▶ [Data for this task]

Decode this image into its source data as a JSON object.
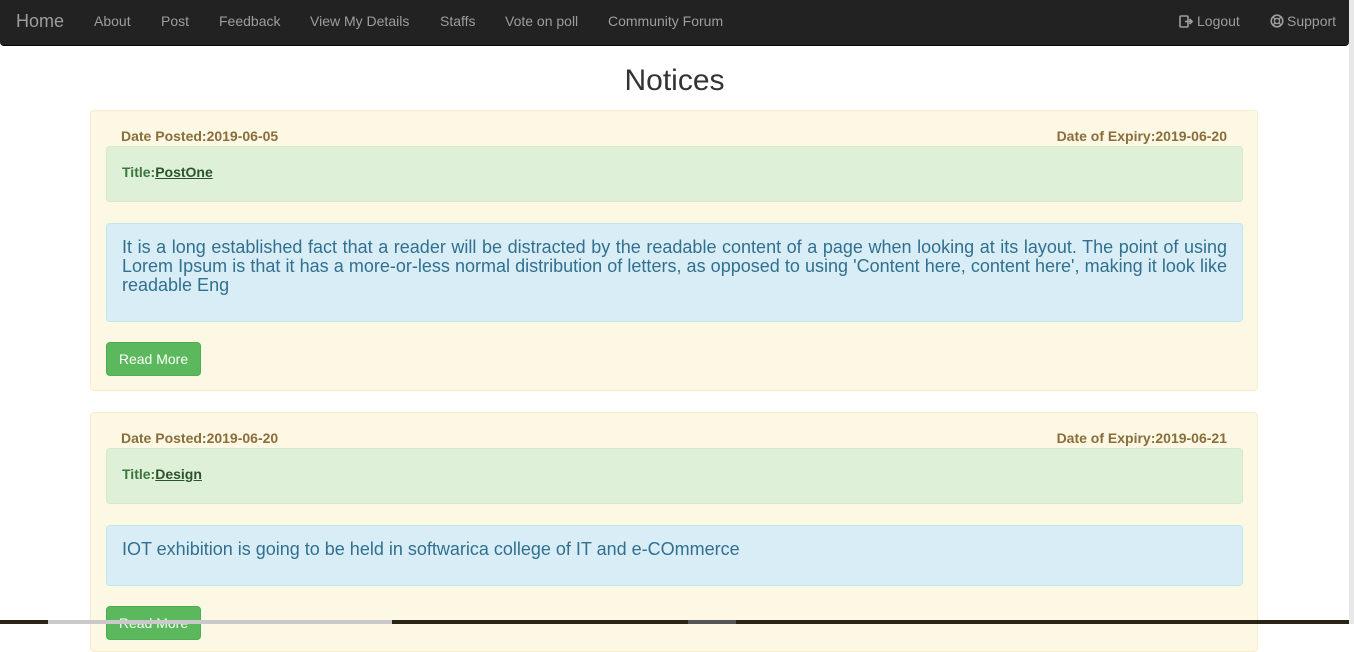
{
  "nav": {
    "brand": "Home",
    "items": [
      "About",
      "Post",
      "Feedback",
      "View My Details",
      "Staffs",
      "Vote on poll",
      "Community Forum"
    ],
    "logout": "Logout",
    "support": "Support",
    "logout_icon": "logout-icon",
    "support_icon": "lifebuoy-icon"
  },
  "page": {
    "title": "Notices"
  },
  "notices": [
    {
      "date_posted_label": "Date Posted:",
      "date_posted": "2019-06-05",
      "date_expiry_label": "Date of Expiry:",
      "date_expiry": "2019-06-20",
      "title_label": "Title:",
      "title": "PostOne",
      "body": "It is a long established fact that a reader will be distracted by the readable content of a page when looking at its layout. The point of using Lorem Ipsum is that it has a more-or-less normal distribution of letters, as opposed to using 'Content here, content here', making it look like readable Eng",
      "button": "Read More"
    },
    {
      "date_posted_label": "Date Posted:",
      "date_posted": "2019-06-20",
      "date_expiry_label": "Date of Expiry:",
      "date_expiry": "2019-06-21",
      "title_label": "Title:",
      "title": "Design",
      "body": "IOT exhibition is going to be held in softwarica college of IT and e-COmmerce",
      "button": "Read More"
    }
  ],
  "colors": {
    "navbar_bg": "#222222",
    "nav_text": "#9d9d9d",
    "panel_bg": "#fcf8e3",
    "title_bg": "#dff0d8",
    "body_bg": "#d9edf7",
    "button_bg": "#5cb85c"
  }
}
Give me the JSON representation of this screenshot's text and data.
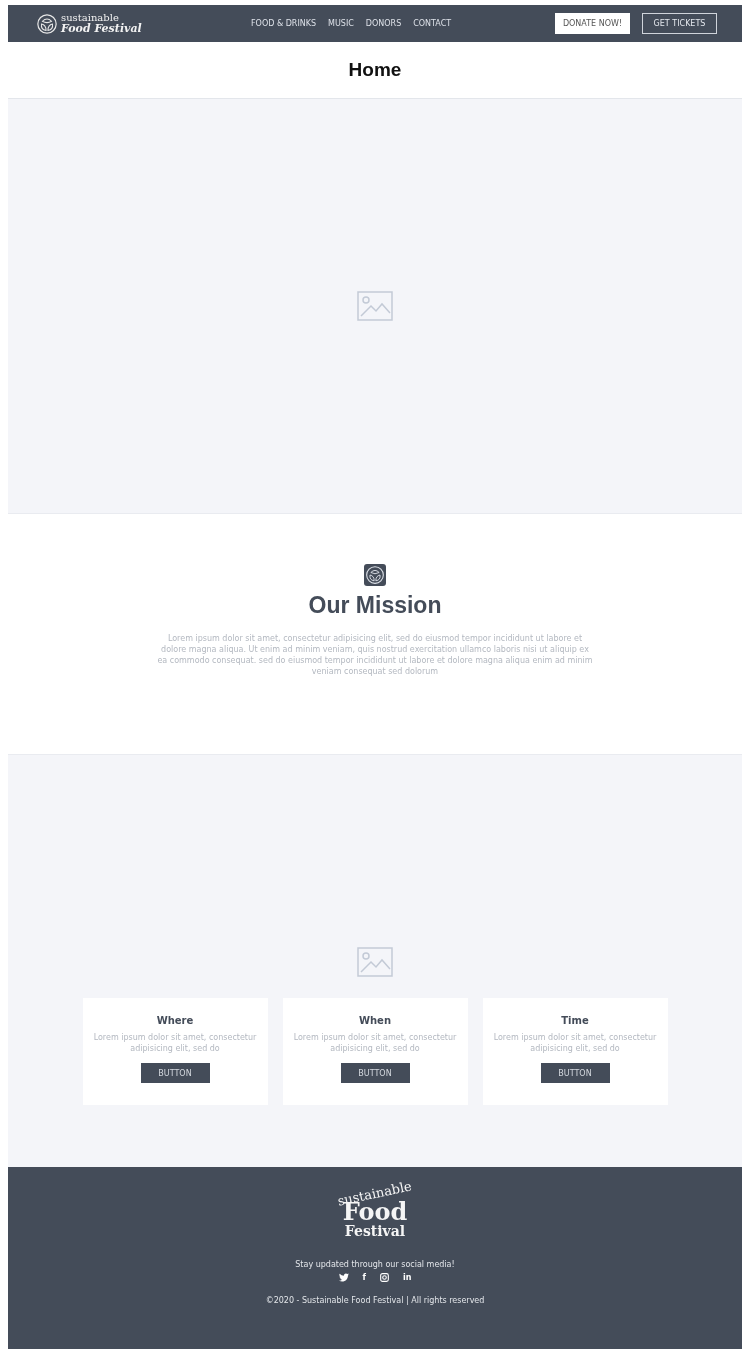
{
  "header": {
    "logo": {
      "line1": "sustainable",
      "line2": "Food Festival"
    },
    "nav": [
      {
        "label": "FOOD & DRINKS"
      },
      {
        "label": "MUSIC"
      },
      {
        "label": "DONORS"
      },
      {
        "label": "CONTACT"
      }
    ],
    "buttons": [
      {
        "label": "DONATE NOW!",
        "kind": "filled"
      },
      {
        "label": "GET TICKETS",
        "kind": "outline"
      }
    ]
  },
  "page_title": "Home",
  "mission": {
    "title": "Our Mission",
    "text": "Lorem ipsum dolor sit amet, consectetur adipisicing elit, sed do eiusmod tempor incididunt ut labore et dolore magna aliqua. Ut enim ad minim veniam, quis nostrud exercitation ullamco laboris nisi ut aliquip ex ea commodo consequat. sed do eiusmod tempor incididunt ut labore et dolore magna aliqua enim ad minim veniam consequat sed dolorum"
  },
  "info_cards": [
    {
      "title": "Where",
      "text": "Lorem ipsum dolor sit amet, consectetur adipisicing elit, sed do",
      "button": "BUTTON"
    },
    {
      "title": "When",
      "text": "Lorem ipsum dolor sit amet, consectetur adipisicing elit, sed do",
      "button": "BUTTON"
    },
    {
      "title": "Time",
      "text": "Lorem ipsum dolor sit amet, consectetur adipisicing elit, sed do",
      "button": "BUTTON"
    }
  ],
  "footer": {
    "logo": {
      "line1": "sustainable",
      "line2": "Food",
      "line3": "Festival"
    },
    "social_text": "Stay updated through our social media!",
    "social": [
      {
        "kind": "twitter"
      },
      {
        "kind": "facebook",
        "glyph": "f"
      },
      {
        "kind": "instagram"
      },
      {
        "kind": "linkedin",
        "glyph": "in"
      }
    ],
    "copyright": "©2020 - Sustainable Food Festival | All rights reserved"
  }
}
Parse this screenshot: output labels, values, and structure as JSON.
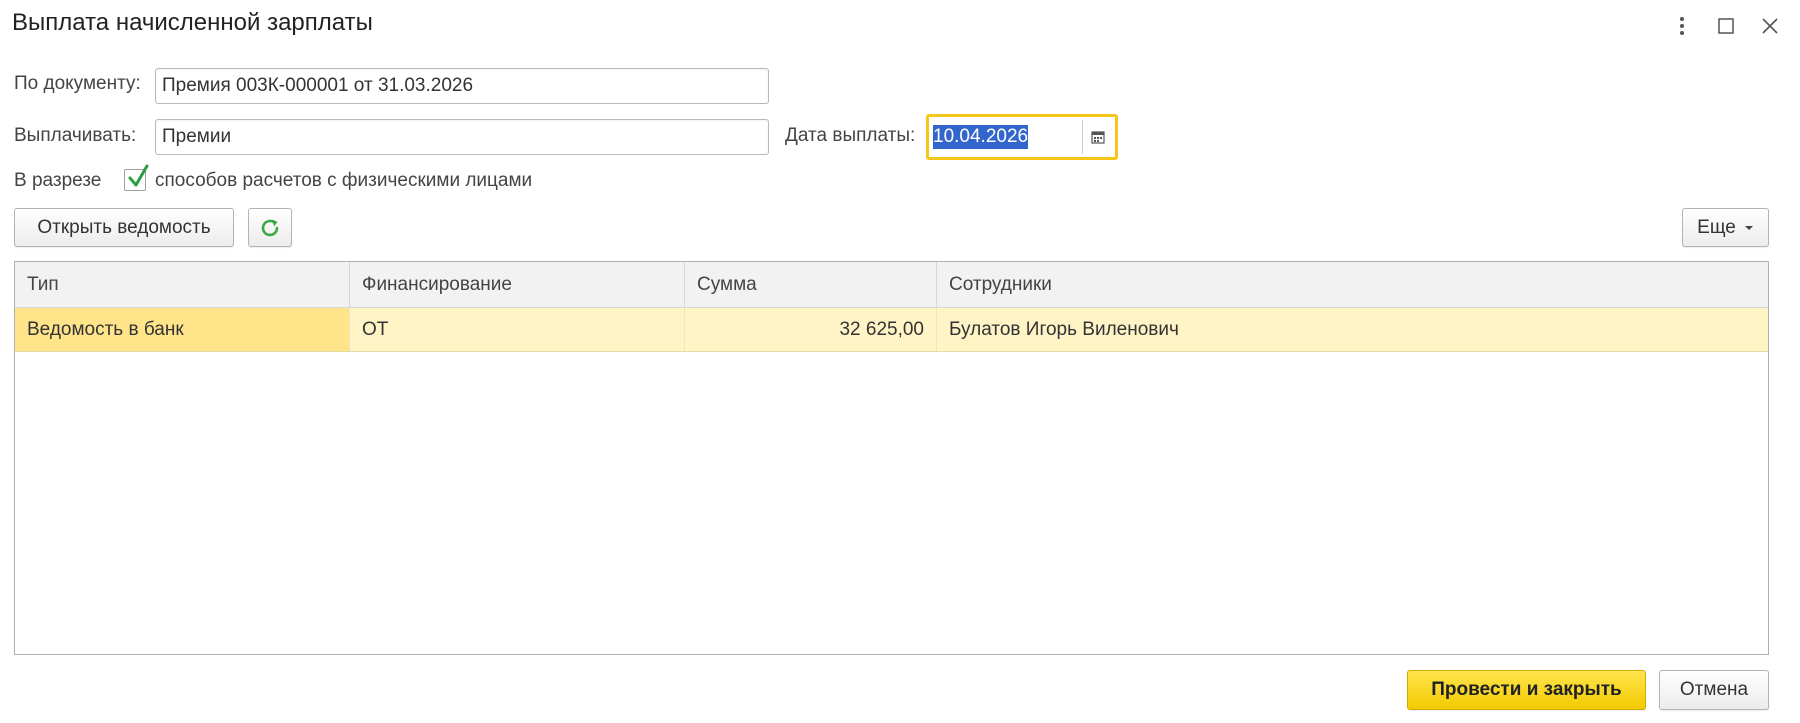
{
  "window": {
    "title": "Выплата начисленной зарплаты"
  },
  "form": {
    "document_label": "По документу:",
    "document_value": "Премия 003К-000001 от 31.03.2026",
    "pay_label": "Выплачивать:",
    "pay_value": "Премии",
    "date_label": "Дата выплаты:",
    "date_value": "10.04.2026",
    "breakdown_label": "В разрезе",
    "breakdown_checkbox_label": "способов расчетов с физическими лицами",
    "breakdown_checked": true
  },
  "toolbar": {
    "open_statement_label": "Открыть ведомость",
    "more_label": "Еще"
  },
  "table": {
    "columns": [
      "Тип",
      "Финансирование",
      "Сумма",
      "Сотрудники"
    ],
    "rows": [
      {
        "type": "Ведомость в банк",
        "financing": "ОТ",
        "amount": "32 625,00",
        "employees": "Булатов Игорь Виленович"
      }
    ]
  },
  "footer": {
    "post_close_label": "Провести и закрыть",
    "cancel_label": "Отмена"
  },
  "colors": {
    "primary_button": "#f5d000",
    "focus_border": "#f5c518",
    "selected_row": "#fff4c6",
    "active_cell": "#ffe48a",
    "check_green": "#2e9e3e",
    "refresh_green": "#3aa845",
    "selection_blue": "#3366cc"
  },
  "icons": {
    "menu": "more-vertical-icon",
    "maximize": "maximize-icon",
    "close": "close-icon",
    "calendar": "calendar-icon",
    "refresh": "refresh-icon",
    "dropdown": "chevron-down-icon",
    "check": "checkmark-icon"
  }
}
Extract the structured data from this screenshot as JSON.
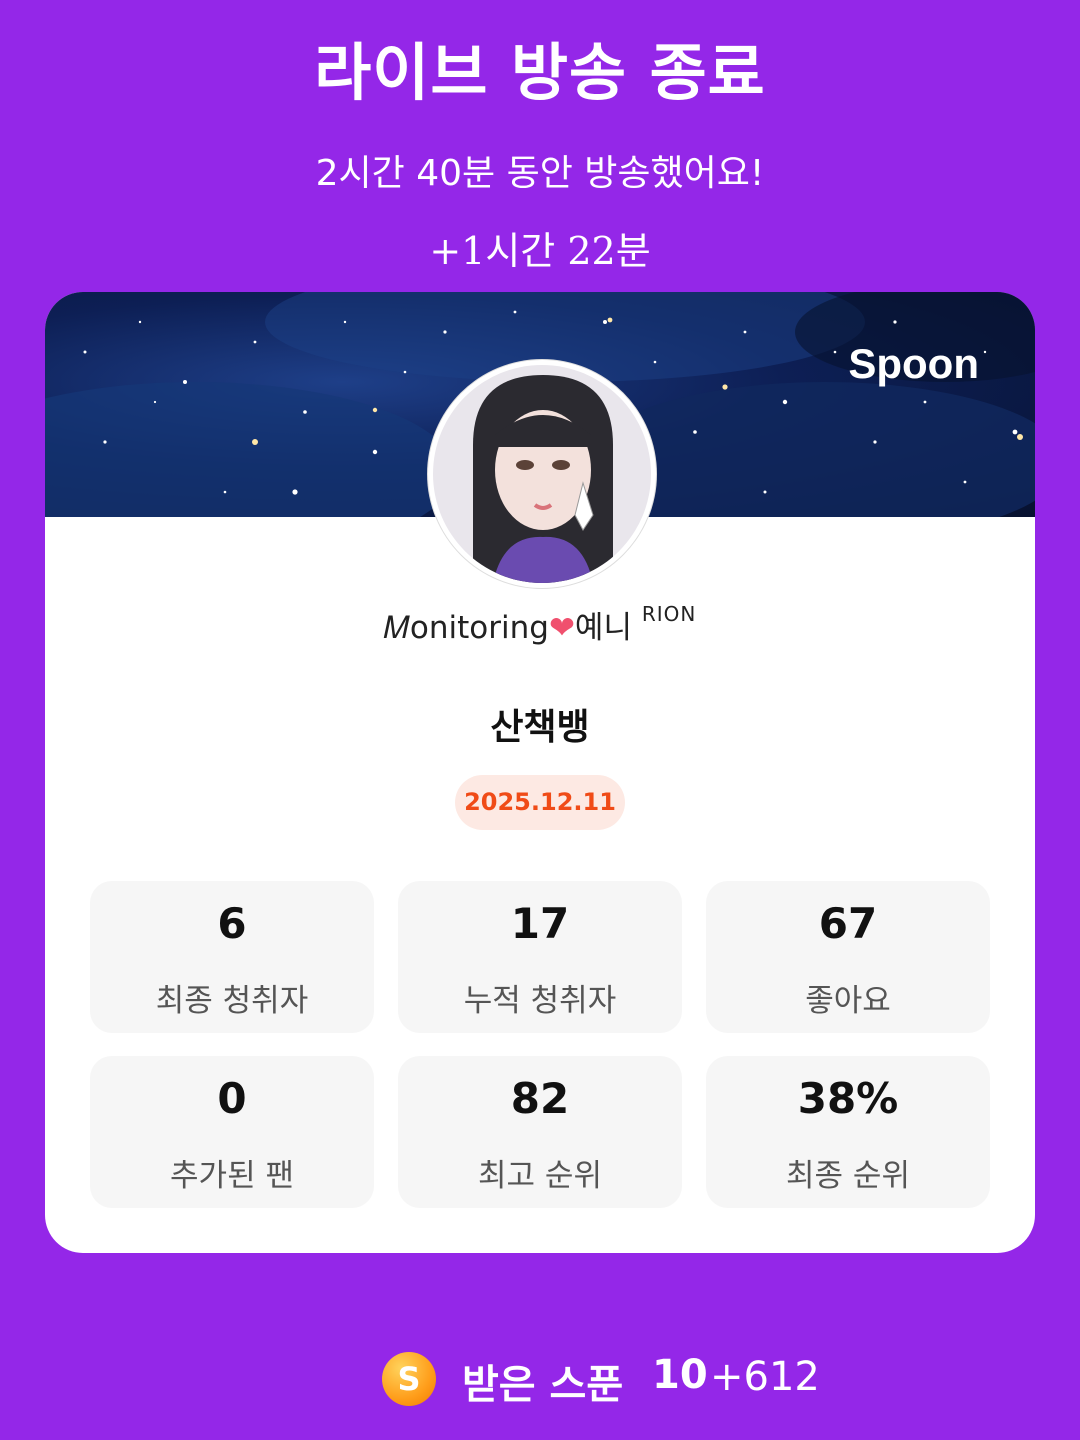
{
  "header": {
    "title": "라이브 방송 종료",
    "subtitle": "2시간 40분 동안 방송했어요!",
    "extra_time": "+1시간 22분"
  },
  "card": {
    "brand": "Spoon",
    "nickname": {
      "prefix": "𝑀onitoring",
      "heart": "❤",
      "name": "예니",
      "tag": "RION"
    },
    "room_title": "산책뱅",
    "date": "2025.12.11",
    "stats": [
      {
        "value": "6",
        "label": "최종 청취자"
      },
      {
        "value": "17",
        "label": "누적 청취자"
      },
      {
        "value": "67",
        "label": "좋아요"
      },
      {
        "value": "0",
        "label": "추가된 팬"
      },
      {
        "value": "82",
        "label": "최고 순위"
      },
      {
        "value": "38%",
        "label": "최종 순위"
      }
    ]
  },
  "footer": {
    "coin_symbol": "S",
    "received_label": "받은 스푼",
    "received_count": "10",
    "received_extra": "+612"
  },
  "colors": {
    "background": "#9427e8",
    "date_text": "#f04b17",
    "date_bg": "#fde9e3",
    "stat_bg": "#f6f6f6"
  }
}
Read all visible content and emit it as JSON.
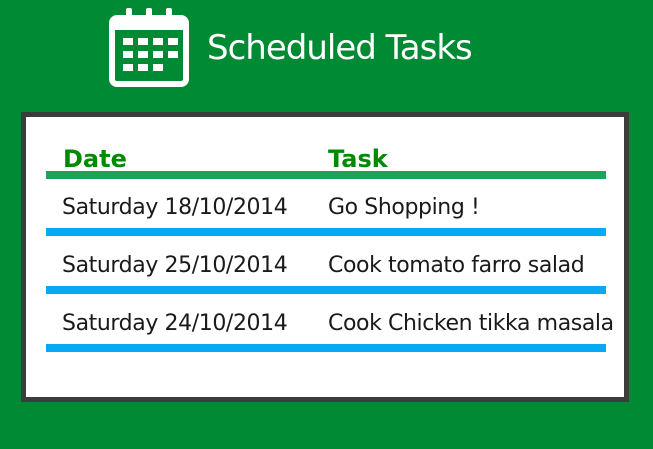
{
  "header": {
    "title": "Scheduled Tasks",
    "icon": "calendar-icon"
  },
  "table": {
    "columns": {
      "date": "Date",
      "task": "Task"
    },
    "rows": [
      {
        "date": "Saturday 18/10/2014",
        "task": "Go Shopping !"
      },
      {
        "date": "Saturday 25/10/2014",
        "task": "Cook tomato farro salad"
      },
      {
        "date": "Saturday 24/10/2014",
        "task": "Cook Chicken tikka masala"
      }
    ]
  },
  "colors": {
    "background": "#008a34",
    "panel": "#ffffff",
    "panel_border": "#3c3c3c",
    "header_text": "#008a00",
    "header_rule": "#1fa15a",
    "row_rule": "#06a9f4"
  }
}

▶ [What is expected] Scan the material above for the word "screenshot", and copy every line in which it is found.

▶ [Response to the exercise]
Give me the JSON representation of this screenshot's text and data.
Parse this screenshot: output labels, values, and structure as JSON.
Extract the structured data from this screenshot as JSON.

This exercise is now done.